Still, Two Rivers has suffered from the stagnancy of its main project – the Hardin jail. As a part of the city, Hardin has bailed out Two Rivers with hundreds of thousands of dollars, according to data obtained from the city.
Hardin has paid $582,595 to Two Rivers since 2004, the documents show. About 45 percent of that money was paid before the jail opened in mid-2007.
Since then, Hardin has made periodic appropriations to an economic development division that has not accounted for much revenue. Two Rivers had more than $388,000 in expenses in its 2014 fiscal year, according to city documents. It made $197 in revenue over the same period.

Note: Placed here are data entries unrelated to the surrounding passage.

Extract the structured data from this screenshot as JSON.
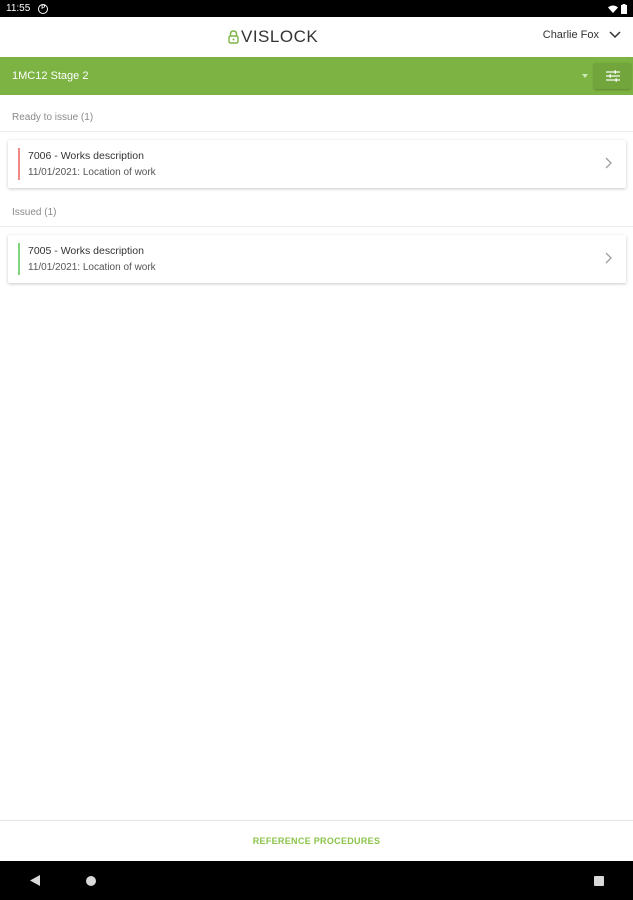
{
  "status_bar": {
    "time": "11:55",
    "notification_glyph": "P"
  },
  "header": {
    "logo_text": "VISLOCK",
    "user_name": "Charlie Fox"
  },
  "project_bar": {
    "project_name": "1MC12 Stage 2"
  },
  "sections": [
    {
      "header": "Ready to issue (1)",
      "items": [
        {
          "title": "7006 - Works description",
          "subtitle": "11/01/2021: Location of work",
          "status_color": "#ef8a8a"
        }
      ]
    },
    {
      "header": "Issued (1)",
      "items": [
        {
          "title": "7005 - Works description",
          "subtitle": "11/01/2021: Location of work",
          "status_color": "#7fd67f"
        }
      ]
    }
  ],
  "footer": {
    "reference_label": "REFERENCE PROCEDURES"
  },
  "colors": {
    "brand_green": "#7cb342",
    "link_green": "#8bc34a"
  }
}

A regular part of jail life is that the inmate population can change daily. Through the contract with Williams County, prisoners could trickle in at any time.
"That's the way things run right now," Keller said. "And we ran into a little bit of it last year, too."
But the real wait is with the BIA, whose contract is the only large item in consideration right now. Though Montana counties have faced widespread jail overcrowding, the Montana Association of Counties has declined to send people to the Hardin facility.
Once touted as a potential employer of more than 100 locals, the Hardin jail hopes to restore a few dozen.
"We had to do some layoffs with a bunch of the staff," Keller said. "And almost all of them, the majority of them, kept their uniforms. They're just waiting for the call to come back to work."